ASSIGNMENT:
You are asked to repeat the listing word for word and to leave out its pictures.

DATA EXTRACT:
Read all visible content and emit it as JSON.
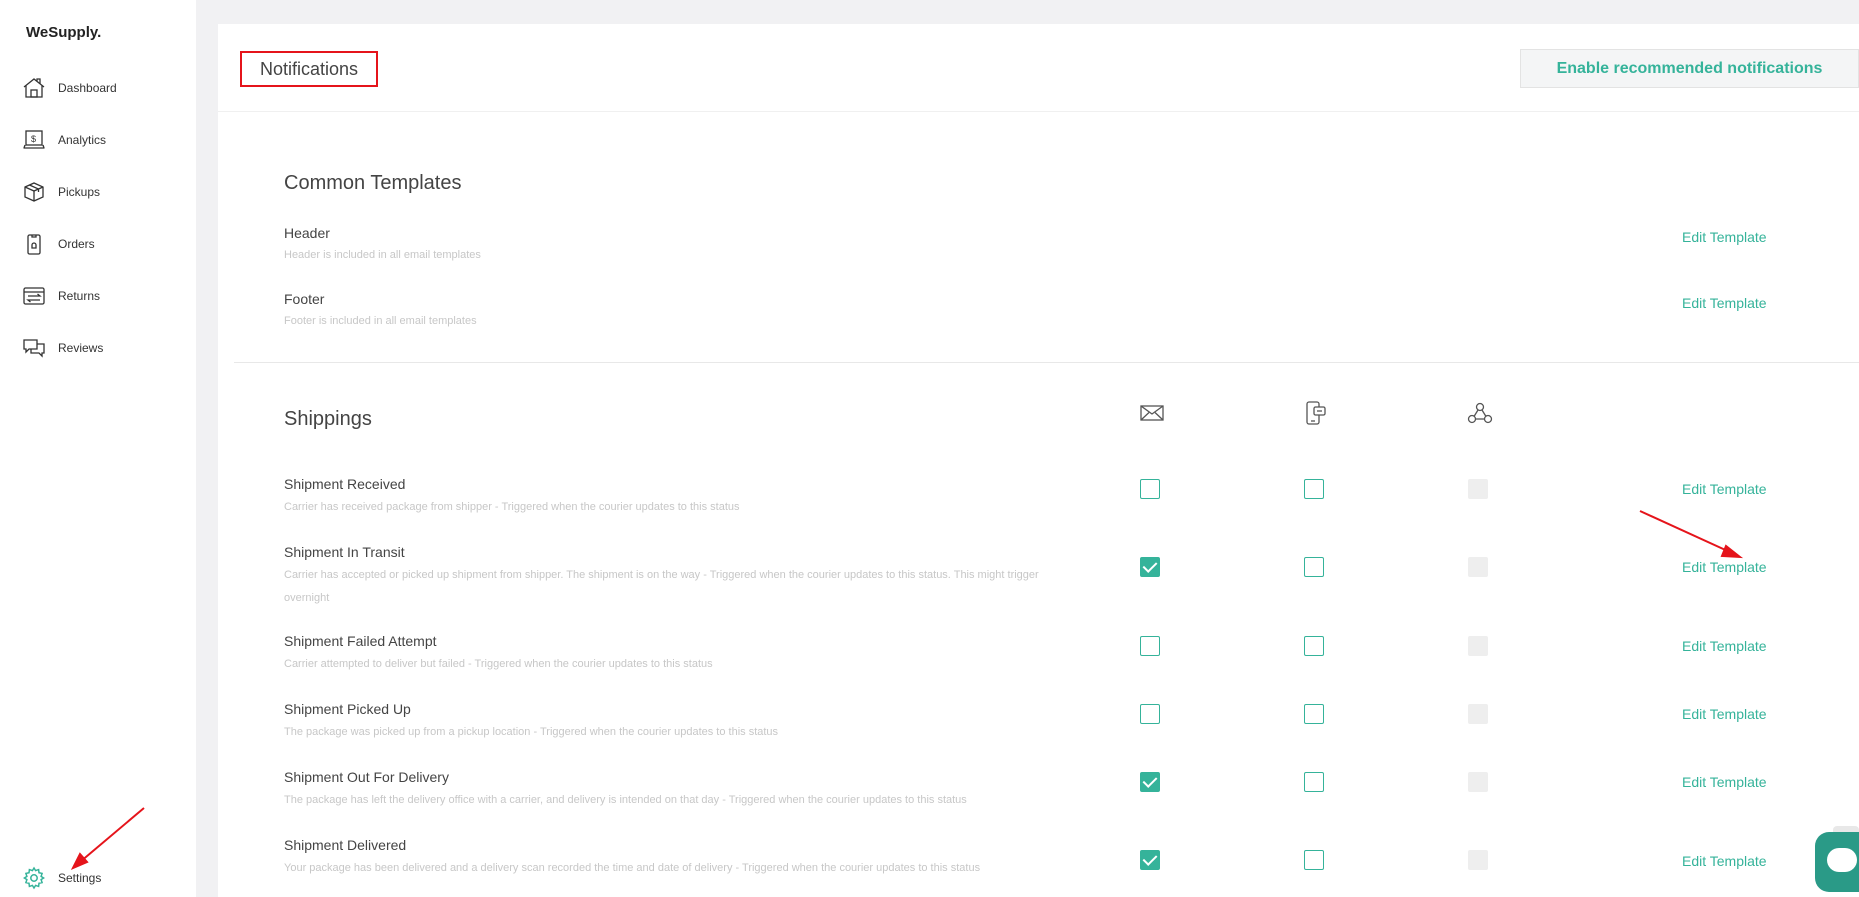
{
  "app": {
    "logo": "WeSupply."
  },
  "sidebar": {
    "items": [
      {
        "label": "Dashboard",
        "icon": "home-icon"
      },
      {
        "label": "Analytics",
        "icon": "analytics-icon"
      },
      {
        "label": "Pickups",
        "icon": "box-icon"
      },
      {
        "label": "Orders",
        "icon": "orders-icon"
      },
      {
        "label": "Returns",
        "icon": "returns-icon"
      },
      {
        "label": "Reviews",
        "icon": "reviews-icon"
      }
    ],
    "settings": {
      "label": "Settings",
      "icon": "gear-icon"
    }
  },
  "header": {
    "title": "Notifications",
    "enable_button": "Enable recommended notifications"
  },
  "common": {
    "title": "Common Templates",
    "rows": [
      {
        "title": "Header",
        "desc": "Header is included in all email templates",
        "action": "Edit Template"
      },
      {
        "title": "Footer",
        "desc": "Footer is included in all email templates",
        "action": "Edit Template"
      }
    ]
  },
  "shippings": {
    "title": "Shippings",
    "columns": [
      "email-icon",
      "sms-icon",
      "webhook-icon"
    ],
    "rows": [
      {
        "title": "Shipment Received",
        "desc": "Carrier has received package from shipper - Triggered when the courier updates to this status",
        "email": false,
        "sms": false,
        "webhook": "disabled",
        "action": "Edit Template"
      },
      {
        "title": "Shipment In Transit",
        "desc": "Carrier has accepted or picked up shipment from shipper. The shipment is on the way - Triggered when the courier updates to this status. This might trigger overnight",
        "email": true,
        "sms": false,
        "webhook": "disabled",
        "action": "Edit Template"
      },
      {
        "title": "Shipment Failed Attempt",
        "desc": "Carrier attempted to deliver but failed - Triggered when the courier updates to this status",
        "email": false,
        "sms": false,
        "webhook": "disabled",
        "action": "Edit Template"
      },
      {
        "title": "Shipment Picked Up",
        "desc": "The package was picked up from a pickup location - Triggered when the courier updates to this status",
        "email": false,
        "sms": false,
        "webhook": "disabled",
        "action": "Edit Template"
      },
      {
        "title": "Shipment Out For Delivery",
        "desc": "The package has left the delivery office with a carrier, and delivery is intended on that day - Triggered when the courier updates to this status",
        "email": true,
        "sms": false,
        "webhook": "disabled",
        "action": "Edit Template"
      },
      {
        "title": "Shipment Delivered",
        "desc": "Your package has been delivered and a delivery scan recorded the time and date of delivery - Triggered when the courier updates to this status",
        "email": true,
        "sms": false,
        "webhook": "disabled",
        "action": "Edit Template"
      }
    ]
  },
  "colors": {
    "accent": "#35b39a",
    "annotation": "#e5141b"
  }
}
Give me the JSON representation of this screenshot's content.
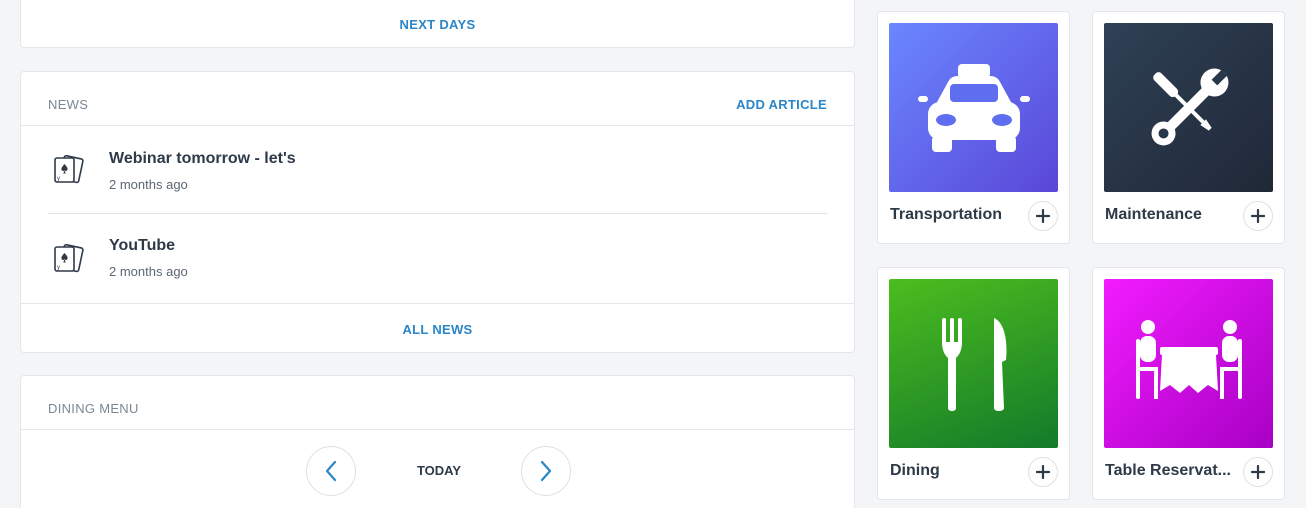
{
  "next_days": {
    "link_label": "NEXT DAYS"
  },
  "news": {
    "title": "NEWS",
    "add_label": "ADD ARTICLE",
    "items": [
      {
        "title": "Webinar tomorrow - let's",
        "time": "2 months ago",
        "icon": "playing-cards-icon"
      },
      {
        "title": "YouTube",
        "time": "2 months ago",
        "icon": "playing-cards-icon"
      }
    ],
    "all_label": "ALL NEWS"
  },
  "dining_menu": {
    "title": "DINING MENU",
    "day_label": "TODAY",
    "prev_icon": "chevron-left-icon",
    "next_icon": "chevron-right-icon"
  },
  "services": [
    {
      "label": "Transportation",
      "icon": "taxi-icon",
      "color_from": "#6a87ff",
      "color_to": "#5a47d8"
    },
    {
      "label": "Maintenance",
      "icon": "tools-icon",
      "color_from": "#2e4155",
      "color_to": "#202837"
    },
    {
      "label": "Dining",
      "icon": "fork-knife-icon",
      "color_from": "#4cbd1e",
      "color_to": "#137a2a"
    },
    {
      "label": "Table Reservat...",
      "icon": "table-reservation-icon",
      "color_from": "#f21cff",
      "color_to": "#a800c4"
    }
  ],
  "colors": {
    "link": "#2a86c8",
    "page_bg": "#f4f5f7"
  }
}
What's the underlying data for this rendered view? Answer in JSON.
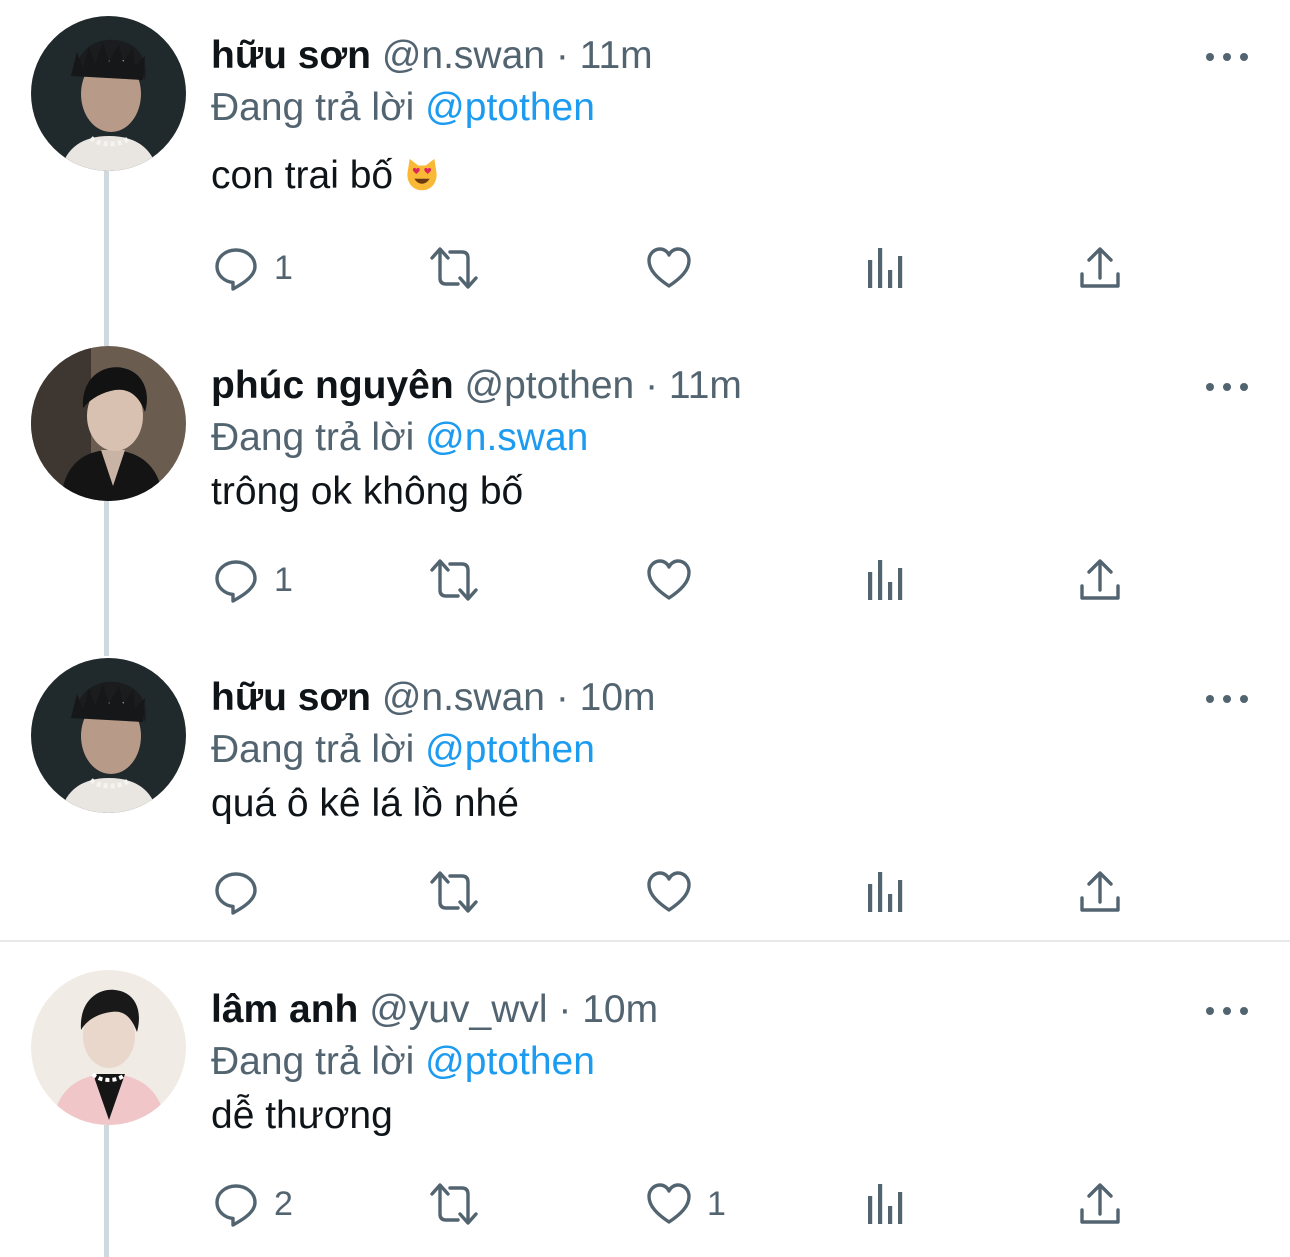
{
  "theme": {
    "mention_color": "#1d9bf0",
    "muted_color": "#536471",
    "thread_line_color": "#cfd9de"
  },
  "tweets": [
    {
      "name": "hữu sơn",
      "handle": "@n.swan",
      "separator": "·",
      "time": "11m",
      "reply_prefix": "Đang trả lời",
      "reply_to": "@ptothen",
      "text": "con trai bố",
      "emoji": "smiling-cat-heart-eyes-emoji",
      "reply_count": "1",
      "retweet_count": "",
      "like_count": "",
      "avatar": "avatar-nswan-photo"
    },
    {
      "name": "phúc nguyên",
      "handle": "@ptothen",
      "separator": "·",
      "time": "11m",
      "reply_prefix": "Đang trả lời",
      "reply_to": "@n.swan",
      "text": "trông ok không bố",
      "reply_count": "1",
      "retweet_count": "",
      "like_count": "",
      "avatar": "avatar-ptothen-photo"
    },
    {
      "name": "hữu sơn",
      "handle": "@n.swan",
      "separator": "·",
      "time": "10m",
      "reply_prefix": "Đang trả lời",
      "reply_to": "@ptothen",
      "text": "quá ô kê lá lồ nhé",
      "reply_count": "",
      "retweet_count": "",
      "like_count": "",
      "avatar": "avatar-nswan-photo"
    },
    {
      "name": "lâm anh",
      "handle": "@yuv_wvl",
      "separator": "·",
      "time": "10m",
      "reply_prefix": "Đang trả lời",
      "reply_to": "@ptothen",
      "text": "dễ thương",
      "reply_count": "2",
      "retweet_count": "",
      "like_count": "1",
      "avatar": "avatar-yuvwvl-photo"
    }
  ],
  "icons": [
    "reply-icon",
    "retweet-icon",
    "like-icon",
    "views-icon",
    "share-icon",
    "more-icon"
  ]
}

TASK RESPONSE:
Read all visible content and emit it as JSON.
{
  "app": {
    "logo": "WeSupply."
  },
  "sidebar": {
    "items": [
      {
        "label": "Dashboard",
        "icon": "home-icon"
      },
      {
        "label": "Analytics",
        "icon": "analytics-icon"
      },
      {
        "label": "Pickups",
        "icon": "box-icon"
      },
      {
        "label": "Orders",
        "icon": "orders-icon"
      },
      {
        "label": "Returns",
        "icon": "returns-icon"
      },
      {
        "label": "Reviews",
        "icon": "reviews-icon"
      }
    ],
    "settings": {
      "label": "Settings",
      "icon": "gear-icon"
    }
  },
  "header": {
    "title": "Notifications",
    "enable_button": "Enable recommended notifications"
  },
  "common": {
    "title": "Common Templates",
    "rows": [
      {
        "title": "Header",
        "desc": "Header is included in all email templates",
        "action": "Edit Template"
      },
      {
        "title": "Footer",
        "desc": "Footer is included in all email templates",
        "action": "Edit Template"
      }
    ]
  },
  "shippings": {
    "title": "Shippings",
    "columns": [
      "email-icon",
      "sms-icon",
      "webhook-icon"
    ],
    "rows": [
      {
        "title": "Shipment Received",
        "desc": "Carrier has received package from shipper - Triggered when the courier updates to this status",
        "email": false,
        "sms": false,
        "webhook": "disabled",
        "action": "Edit Template"
      },
      {
        "title": "Shipment In Transit",
        "desc": "Carrier has accepted or picked up shipment from shipper. The shipment is on the way - Triggered when the courier updates to this status. This might trigger overnight",
        "email": true,
        "sms": false,
        "webhook": "disabled",
        "action": "Edit Template"
      },
      {
        "title": "Shipment Failed Attempt",
        "desc": "Carrier attempted to deliver but failed - Triggered when the courier updates to this status",
        "email": false,
        "sms": false,
        "webhook": "disabled",
        "action": "Edit Template"
      },
      {
        "title": "Shipment Picked Up",
        "desc": "The package was picked up from a pickup location - Triggered when the courier updates to this status",
        "email": false,
        "sms": false,
        "webhook": "disabled",
        "action": "Edit Template"
      },
      {
        "title": "Shipment Out For Delivery",
        "desc": "The package has left the delivery office with a carrier, and delivery is intended on that day - Triggered when the courier updates to this status",
        "email": true,
        "sms": false,
        "webhook": "disabled",
        "action": "Edit Template"
      },
      {
        "title": "Shipment Delivered",
        "desc": "Your package has been delivered and a delivery scan recorded the time and date of delivery - Triggered when the courier updates to this status",
        "email": true,
        "sms": false,
        "webhook": "disabled",
        "action": "Edit Template"
      }
    ]
  },
  "colors": {
    "accent": "#35b39a",
    "annotation": "#e5141b"
  }
}
Give me the JSON representation of this screenshot's content.
{
  "next_days": {
    "link_label": "NEXT DAYS"
  },
  "news": {
    "title": "NEWS",
    "add_label": "ADD ARTICLE",
    "items": [
      {
        "title": "Webinar tomorrow - let's",
        "time": "2 months ago",
        "icon": "playing-cards-icon"
      },
      {
        "title": "YouTube",
        "time": "2 months ago",
        "icon": "playing-cards-icon"
      }
    ],
    "all_label": "ALL NEWS"
  },
  "dining_menu": {
    "title": "DINING MENU",
    "day_label": "TODAY",
    "prev_icon": "chevron-left-icon",
    "next_icon": "chevron-right-icon"
  },
  "services": [
    {
      "label": "Transportation",
      "icon": "taxi-icon",
      "color_from": "#6a87ff",
      "color_to": "#5a47d8"
    },
    {
      "label": "Maintenance",
      "icon": "tools-icon",
      "color_from": "#2e4155",
      "color_to": "#202837"
    },
    {
      "label": "Dining",
      "icon": "fork-knife-icon",
      "color_from": "#4cbd1e",
      "color_to": "#137a2a"
    },
    {
      "label": "Table Reservat...",
      "icon": "table-reservation-icon",
      "color_from": "#f21cff",
      "color_to": "#a800c4"
    }
  ],
  "colors": {
    "link": "#2a86c8",
    "page_bg": "#f4f5f7"
  }
}
What's the underlying data for this rendered view? Answer in JSON.
{
  "theme": {
    "mention_color": "#1d9bf0",
    "muted_color": "#536471",
    "thread_line_color": "#cfd9de"
  },
  "tweets": [
    {
      "name": "hữu sơn",
      "handle": "@n.swan",
      "separator": "·",
      "time": "11m",
      "reply_prefix": "Đang trả lời",
      "reply_to": "@ptothen",
      "text": "con trai bố",
      "emoji": "smiling-cat-heart-eyes-emoji",
      "reply_count": "1",
      "retweet_count": "",
      "like_count": "",
      "avatar": "avatar-nswan-photo"
    },
    {
      "name": "phúc nguyên",
      "handle": "@ptothen",
      "separator": "·",
      "time": "11m",
      "reply_prefix": "Đang trả lời",
      "reply_to": "@n.swan",
      "text": "trông ok không bố",
      "reply_count": "1",
      "retweet_count": "",
      "like_count": "",
      "avatar": "avatar-ptothen-photo"
    },
    {
      "name": "hữu sơn",
      "handle": "@n.swan",
      "separator": "·",
      "time": "10m",
      "reply_prefix": "Đang trả lời",
      "reply_to": "@ptothen",
      "text": "quá ô kê lá lồ nhé",
      "reply_count": "",
      "retweet_count": "",
      "like_count": "",
      "avatar": "avatar-nswan-photo"
    },
    {
      "name": "lâm anh",
      "handle": "@yuv_wvl",
      "separator": "·",
      "time": "10m",
      "reply_prefix": "Đang trả lời",
      "reply_to": "@ptothen",
      "text": "dễ thương",
      "reply_count": "2",
      "retweet_count": "",
      "like_count": "1",
      "avatar": "avatar-yuvwvl-photo"
    }
  ],
  "icons": [
    "reply-icon",
    "retweet-icon",
    "like-icon",
    "views-icon",
    "share-icon",
    "more-icon"
  ]
}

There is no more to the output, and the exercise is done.